Education Minister David Laws told BBC News he expected some 15,200 primary schools – or 98% of the total – to be ready to provide the meals.
A small minority of schools will have to provide cold meals as their kitchens are not ready.
Some schools say government money to improve kitchens has not been enough.
Mr Laws congratulated schools on “a truly fantastic job in preparing for this important milestone”.
“Today our goal to offer every infant child a healthy, tasty school meal has become a reality, a move that will put money back in parents’ pockets while ensuring all children get the best possible start in life.”
The government has provided £1bn to meet the costs of the meals, which are available to all pupils without means testing, over the next two years.
The free meals are available to pupils in the first three years of school.
In addition, it has made £150m available to improve kitchen and dining facilities, plus an extra £22.5m for small schools.
Schools will have a legal duty to offer the meals, which are expected to save families £400 per year per child.
Some 1.9m children will be eligible, up from 367,000 previously when free school meals were limited to families on benefits or earning less than £16,190 a year.
Some schools and local authorities have complained the funding was not enough for them to improve their facilities in time.
BBC research suggested some 2,700 schools would not be ready by September .
About 1,700 had no kitchen at all while others had inadequate kitchens and poor dining facilities.
Leaked emails from within the Department for Education suggested some senior officials believed the policy had not been properly costed.
However, Mr Laws said the latest figures suggested most schools were ready.
He said that for the next few weeks some 240 schools could only provide cold meals.
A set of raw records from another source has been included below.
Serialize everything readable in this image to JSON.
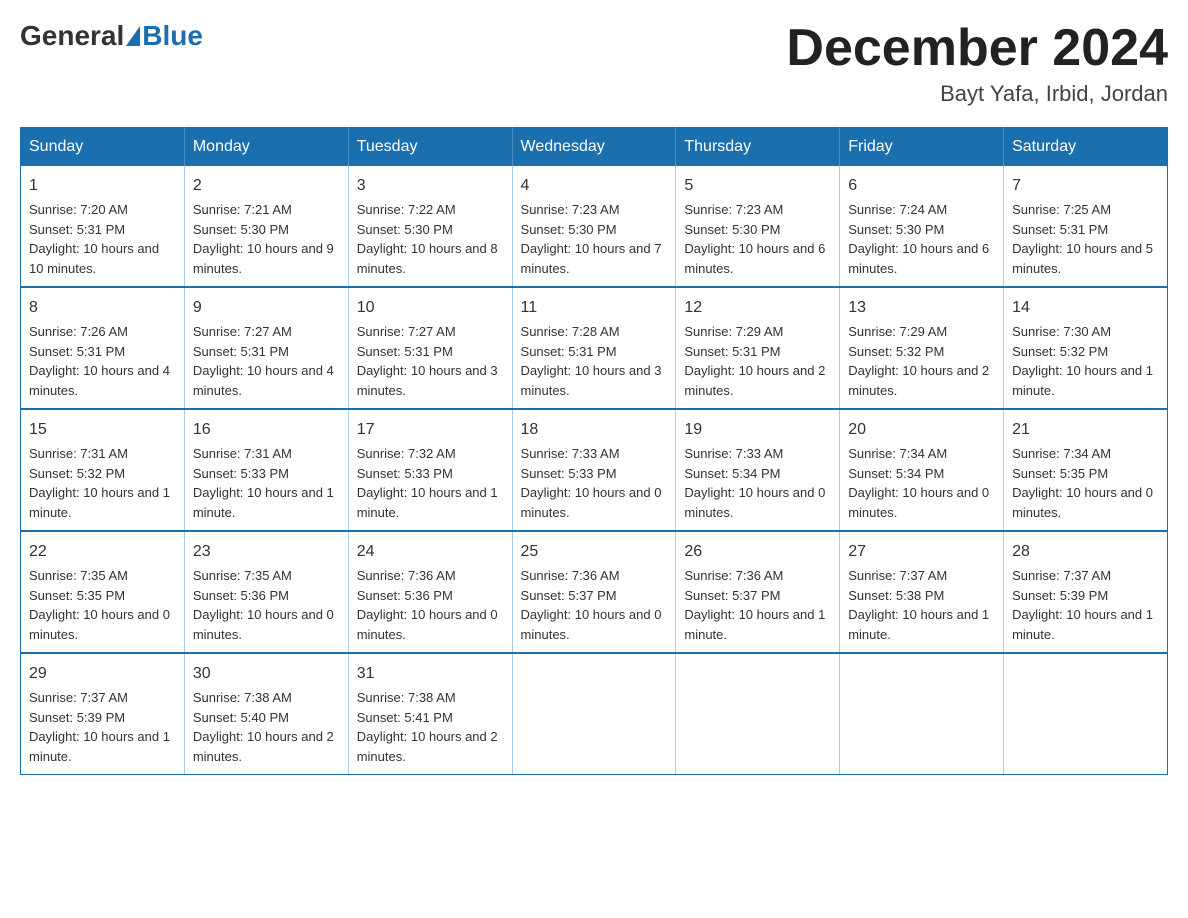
{
  "header": {
    "logo_general": "General",
    "logo_blue": "Blue",
    "month_title": "December 2024",
    "location": "Bayt Yafa, Irbid, Jordan"
  },
  "days_of_week": [
    "Sunday",
    "Monday",
    "Tuesday",
    "Wednesday",
    "Thursday",
    "Friday",
    "Saturday"
  ],
  "weeks": [
    [
      {
        "day": "1",
        "sunrise": "7:20 AM",
        "sunset": "5:31 PM",
        "daylight": "10 hours and 10 minutes."
      },
      {
        "day": "2",
        "sunrise": "7:21 AM",
        "sunset": "5:30 PM",
        "daylight": "10 hours and 9 minutes."
      },
      {
        "day": "3",
        "sunrise": "7:22 AM",
        "sunset": "5:30 PM",
        "daylight": "10 hours and 8 minutes."
      },
      {
        "day": "4",
        "sunrise": "7:23 AM",
        "sunset": "5:30 PM",
        "daylight": "10 hours and 7 minutes."
      },
      {
        "day": "5",
        "sunrise": "7:23 AM",
        "sunset": "5:30 PM",
        "daylight": "10 hours and 6 minutes."
      },
      {
        "day": "6",
        "sunrise": "7:24 AM",
        "sunset": "5:30 PM",
        "daylight": "10 hours and 6 minutes."
      },
      {
        "day": "7",
        "sunrise": "7:25 AM",
        "sunset": "5:31 PM",
        "daylight": "10 hours and 5 minutes."
      }
    ],
    [
      {
        "day": "8",
        "sunrise": "7:26 AM",
        "sunset": "5:31 PM",
        "daylight": "10 hours and 4 minutes."
      },
      {
        "day": "9",
        "sunrise": "7:27 AM",
        "sunset": "5:31 PM",
        "daylight": "10 hours and 4 minutes."
      },
      {
        "day": "10",
        "sunrise": "7:27 AM",
        "sunset": "5:31 PM",
        "daylight": "10 hours and 3 minutes."
      },
      {
        "day": "11",
        "sunrise": "7:28 AM",
        "sunset": "5:31 PM",
        "daylight": "10 hours and 3 minutes."
      },
      {
        "day": "12",
        "sunrise": "7:29 AM",
        "sunset": "5:31 PM",
        "daylight": "10 hours and 2 minutes."
      },
      {
        "day": "13",
        "sunrise": "7:29 AM",
        "sunset": "5:32 PM",
        "daylight": "10 hours and 2 minutes."
      },
      {
        "day": "14",
        "sunrise": "7:30 AM",
        "sunset": "5:32 PM",
        "daylight": "10 hours and 1 minute."
      }
    ],
    [
      {
        "day": "15",
        "sunrise": "7:31 AM",
        "sunset": "5:32 PM",
        "daylight": "10 hours and 1 minute."
      },
      {
        "day": "16",
        "sunrise": "7:31 AM",
        "sunset": "5:33 PM",
        "daylight": "10 hours and 1 minute."
      },
      {
        "day": "17",
        "sunrise": "7:32 AM",
        "sunset": "5:33 PM",
        "daylight": "10 hours and 1 minute."
      },
      {
        "day": "18",
        "sunrise": "7:33 AM",
        "sunset": "5:33 PM",
        "daylight": "10 hours and 0 minutes."
      },
      {
        "day": "19",
        "sunrise": "7:33 AM",
        "sunset": "5:34 PM",
        "daylight": "10 hours and 0 minutes."
      },
      {
        "day": "20",
        "sunrise": "7:34 AM",
        "sunset": "5:34 PM",
        "daylight": "10 hours and 0 minutes."
      },
      {
        "day": "21",
        "sunrise": "7:34 AM",
        "sunset": "5:35 PM",
        "daylight": "10 hours and 0 minutes."
      }
    ],
    [
      {
        "day": "22",
        "sunrise": "7:35 AM",
        "sunset": "5:35 PM",
        "daylight": "10 hours and 0 minutes."
      },
      {
        "day": "23",
        "sunrise": "7:35 AM",
        "sunset": "5:36 PM",
        "daylight": "10 hours and 0 minutes."
      },
      {
        "day": "24",
        "sunrise": "7:36 AM",
        "sunset": "5:36 PM",
        "daylight": "10 hours and 0 minutes."
      },
      {
        "day": "25",
        "sunrise": "7:36 AM",
        "sunset": "5:37 PM",
        "daylight": "10 hours and 0 minutes."
      },
      {
        "day": "26",
        "sunrise": "7:36 AM",
        "sunset": "5:37 PM",
        "daylight": "10 hours and 1 minute."
      },
      {
        "day": "27",
        "sunrise": "7:37 AM",
        "sunset": "5:38 PM",
        "daylight": "10 hours and 1 minute."
      },
      {
        "day": "28",
        "sunrise": "7:37 AM",
        "sunset": "5:39 PM",
        "daylight": "10 hours and 1 minute."
      }
    ],
    [
      {
        "day": "29",
        "sunrise": "7:37 AM",
        "sunset": "5:39 PM",
        "daylight": "10 hours and 1 minute."
      },
      {
        "day": "30",
        "sunrise": "7:38 AM",
        "sunset": "5:40 PM",
        "daylight": "10 hours and 2 minutes."
      },
      {
        "day": "31",
        "sunrise": "7:38 AM",
        "sunset": "5:41 PM",
        "daylight": "10 hours and 2 minutes."
      },
      null,
      null,
      null,
      null
    ]
  ],
  "labels": {
    "sunrise_prefix": "Sunrise: ",
    "sunset_prefix": "Sunset: ",
    "daylight_prefix": "Daylight: "
  }
}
Of these, some 50 or 60 would have to delay hot meals until January.
The Local Government Association said that councils and schools had been working “really hard” to make the free school meals for infants happen.
Nick Forbes, vice-chairman of the LGA’s children and young people board, said it was a tribute to councils and schools that this had been achieved in such a short time and with “a lack of funding in some areas”.
“Dishing up a nutritious lunch for every young pupil will improve their experience of school and help them concentrate in lessons. But in some cases money earmarked to repair school roofs is being diverted to plug the £25m shortfall in cash needed to provide free school meals.
“The government, in making this promise, should also have made the money available to deliver it,” he said.
Carrieanne Bishop of the Lead Association for Catering in Education paid tribute “to the thousands of school cooks, caterers, teachers and council staff who have worked hard over the summer months to get schools ready for the start of term and introduction of infant free school meals.
“This is an overwhelmingly positive policy that will bring a whole raft of benefits to schools, parents, teachers and children, now and in future years to come.”
The Children’s Food Trust described the rollout as “great news for children”.
Chief executive Linda Cregan said: “Throughout we’ve been really impressed by the determination, will and enthusiasm of schools to overcome their challenges and offer all their infants a healthy, tasty lunch.”
Deputy Prime Minister Nick Clegg, who announced the free meals plan last year, said said he was delighted to see it rolled out.
Shadow education secretary Tristram Hunt said: “Nick Clegg has over-promised and under-delivered. Many schools have had to raid their budgets to pay for a policy that was introduced on a political timetable.
Mr Clegg has said he would like to see free meals for all pupils up to the age of 11, a policy also recommended by a recent review of school food by the founders of the Leon restaurant chain.